> EXERCISE BRIEF:
Scan the entries below for "icon" and copy each line that holds it.

> PROVIDED ENTRIES:
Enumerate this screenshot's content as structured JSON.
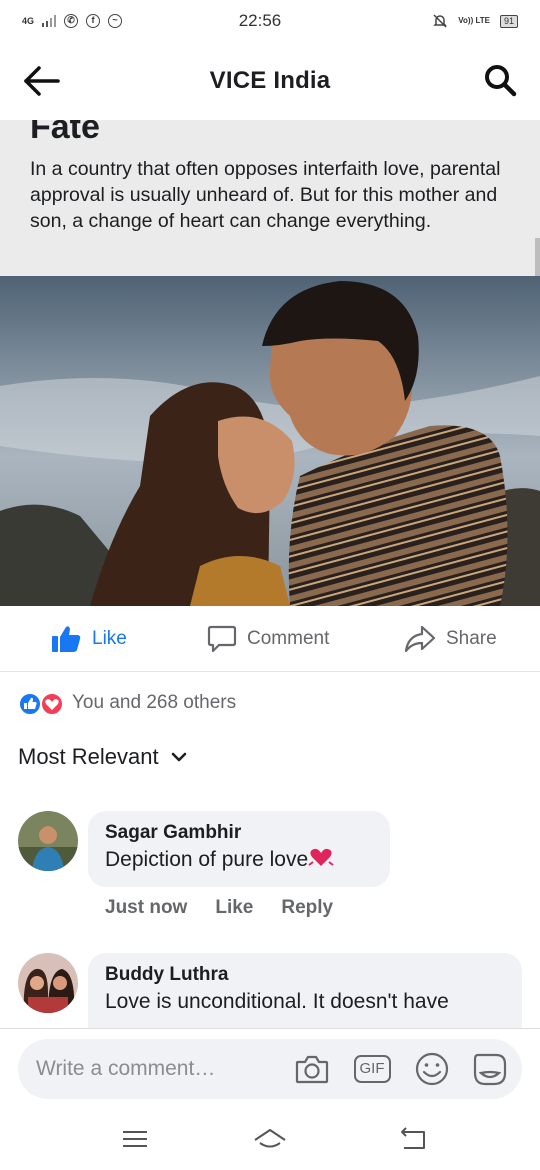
{
  "status_bar": {
    "network": "4G",
    "time": "22:56",
    "volte": "Vo)) LTE",
    "battery": "91"
  },
  "header": {
    "title": "VICE India",
    "back_icon": "arrow-left-icon",
    "search_icon": "search-icon"
  },
  "article": {
    "headline": "Fate",
    "description": "In a country that often opposes interfaith love, parental approval is usually unheard of. But for this mother and son, a change of heart can change everything."
  },
  "actions": {
    "like": "Like",
    "comment": "Comment",
    "share": "Share"
  },
  "reactions": {
    "summary": "You and 268 others"
  },
  "sort": {
    "label": "Most Relevant"
  },
  "comments": [
    {
      "author": "Sagar Gambhir",
      "text": "Depiction of pure love",
      "time": "Just now",
      "like": "Like",
      "reply": "Reply"
    },
    {
      "author": "Buddy Luthra",
      "text": "Love is unconditional. It doesn't have"
    }
  ],
  "composer": {
    "placeholder": "Write a comment…",
    "gif": "GIF"
  },
  "colors": {
    "accent": "#1877f2",
    "love": "#f33e58",
    "muted": "#65676b"
  }
}
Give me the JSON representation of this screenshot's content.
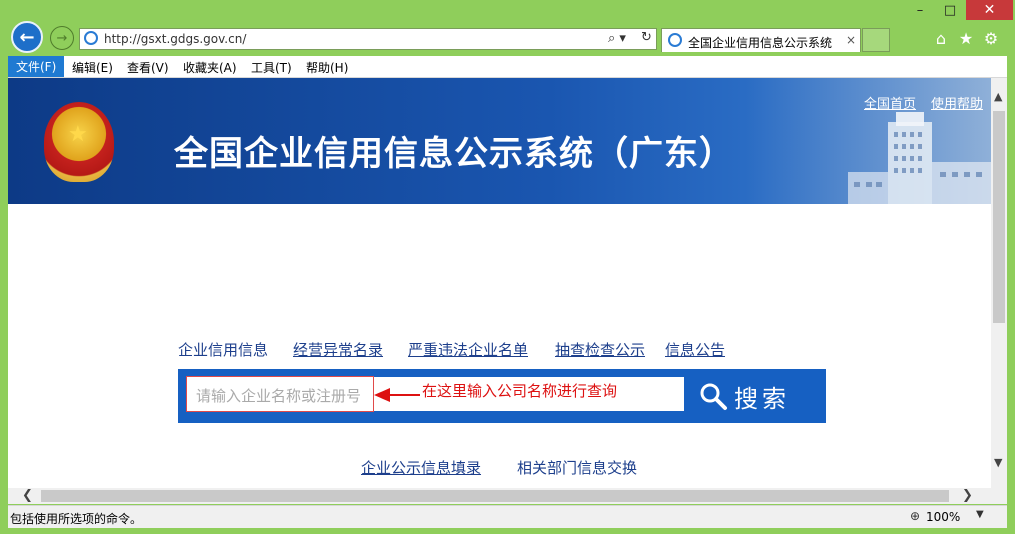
{
  "window": {
    "minimize": "–",
    "maximize": "□",
    "close": "✕"
  },
  "browser": {
    "url": "http://gsxt.gdgs.gov.cn/",
    "tab_title": "全国企业信用信息公示系统",
    "tab_close": "×",
    "search_icon": "search-icon",
    "refresh_icon": "refresh-icon",
    "tools": [
      "home-icon",
      "favorites-star-icon",
      "settings-gear-icon"
    ]
  },
  "menubar": {
    "items": [
      "文件(F)",
      "编辑(E)",
      "查看(V)",
      "收藏夹(A)",
      "工具(T)",
      "帮助(H)"
    ]
  },
  "banner": {
    "title": "全国企业信用信息公示系统（广东）",
    "home_link": "全国首页",
    "help_link": "使用帮助"
  },
  "nav_links": [
    "企业信用信息",
    "经营异常名录",
    "严重违法企业名单",
    "抽查检查公示",
    "信息公告"
  ],
  "search": {
    "placeholder": "请输入企业名称或注册号",
    "annotation": "在这里输入公司名称进行查询",
    "button_label": "搜索"
  },
  "bottom_links": [
    "企业公示信息填录",
    "相关部门信息交换"
  ],
  "statusbar": {
    "text": "包括使用所选项的命令。",
    "zoom": "100%"
  },
  "colors": {
    "chrome_green": "#8fce5b",
    "banner_blue": "#0d3a86",
    "search_blue": "#1660c2",
    "annotation_red": "#dd1111"
  }
}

> ANSWER AREA:
    "back_icon": "arrow-left-icon",
    "search_icon": "search-icon"
    "search_icon": "search-icon",
    "refresh_icon": "refresh-icon",
      "home-icon",
      "favorites-star-icon",
      "settings-gear-icon"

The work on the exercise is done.